Gannets and boobies
gannet in the photo at left, a member of the Sulidae family with the blue footed booby, diving into the ocean, its wings are stretched out behind it, and its whole body is straight as an arrow before it plunges into the water. It makes a very dramatic impression, falling like a meteor to the Earth, transforming to kinetic energy that which was only potential moments ago. Many questions come to mind upon seeing this. When it dives, why does it arrange its wings in this way, instead of say the way a falcon folds its wings when diving? My guess is that a falcon must be ready to apply the air brakes quickly and slow down once it reaches its target, whereas a gannet's speed is slowed simply by the water friction after it enters the ocean, affording it the freedom to adopt this more streamlined position. (I also wondered why there are no seabats, whereas there are numerous seabirds. There are fishing bats, at least. I think beaks and feathers are significant adaptations for an ocean going lifestyle allowing birds to out compete bats in this ecosystem. But then, whence pterodactyls?) Another interesting fact about gannets is that they have occluded nostrils. The opening is inside their beaks instead of on the surface, so they breathe through the corners of their mouths. This prevents water from going in their noses when they dive at speeds of up to 100 kph from 100 feet up. I am convinced that there are some excellent videos of gannets and other members of the Sulidae family of diving seabirds online, but I haven't seen any yet due to my 40 kbps connection speed.
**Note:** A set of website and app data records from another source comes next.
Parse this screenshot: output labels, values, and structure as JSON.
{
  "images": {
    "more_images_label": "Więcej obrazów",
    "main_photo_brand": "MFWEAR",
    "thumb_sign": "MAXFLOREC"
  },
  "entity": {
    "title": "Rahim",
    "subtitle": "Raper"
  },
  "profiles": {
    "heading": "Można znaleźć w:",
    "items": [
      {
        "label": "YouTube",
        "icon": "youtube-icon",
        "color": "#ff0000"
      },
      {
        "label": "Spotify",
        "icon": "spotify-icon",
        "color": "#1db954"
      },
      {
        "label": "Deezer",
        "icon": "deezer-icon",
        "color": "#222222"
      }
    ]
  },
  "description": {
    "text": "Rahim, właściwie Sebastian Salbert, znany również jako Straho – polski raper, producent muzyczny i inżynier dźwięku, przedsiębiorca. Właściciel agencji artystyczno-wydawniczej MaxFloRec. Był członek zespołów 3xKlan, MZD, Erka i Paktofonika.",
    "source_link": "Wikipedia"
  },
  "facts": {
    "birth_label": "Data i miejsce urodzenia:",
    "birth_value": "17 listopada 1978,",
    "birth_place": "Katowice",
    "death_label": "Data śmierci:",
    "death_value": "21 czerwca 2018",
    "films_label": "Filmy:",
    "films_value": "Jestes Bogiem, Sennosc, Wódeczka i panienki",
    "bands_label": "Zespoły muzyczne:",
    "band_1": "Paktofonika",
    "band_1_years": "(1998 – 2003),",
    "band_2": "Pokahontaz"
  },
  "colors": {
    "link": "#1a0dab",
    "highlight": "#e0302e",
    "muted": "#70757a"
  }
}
Will update if I find some.
Posted by Eric Schaetzle at 7:33 PM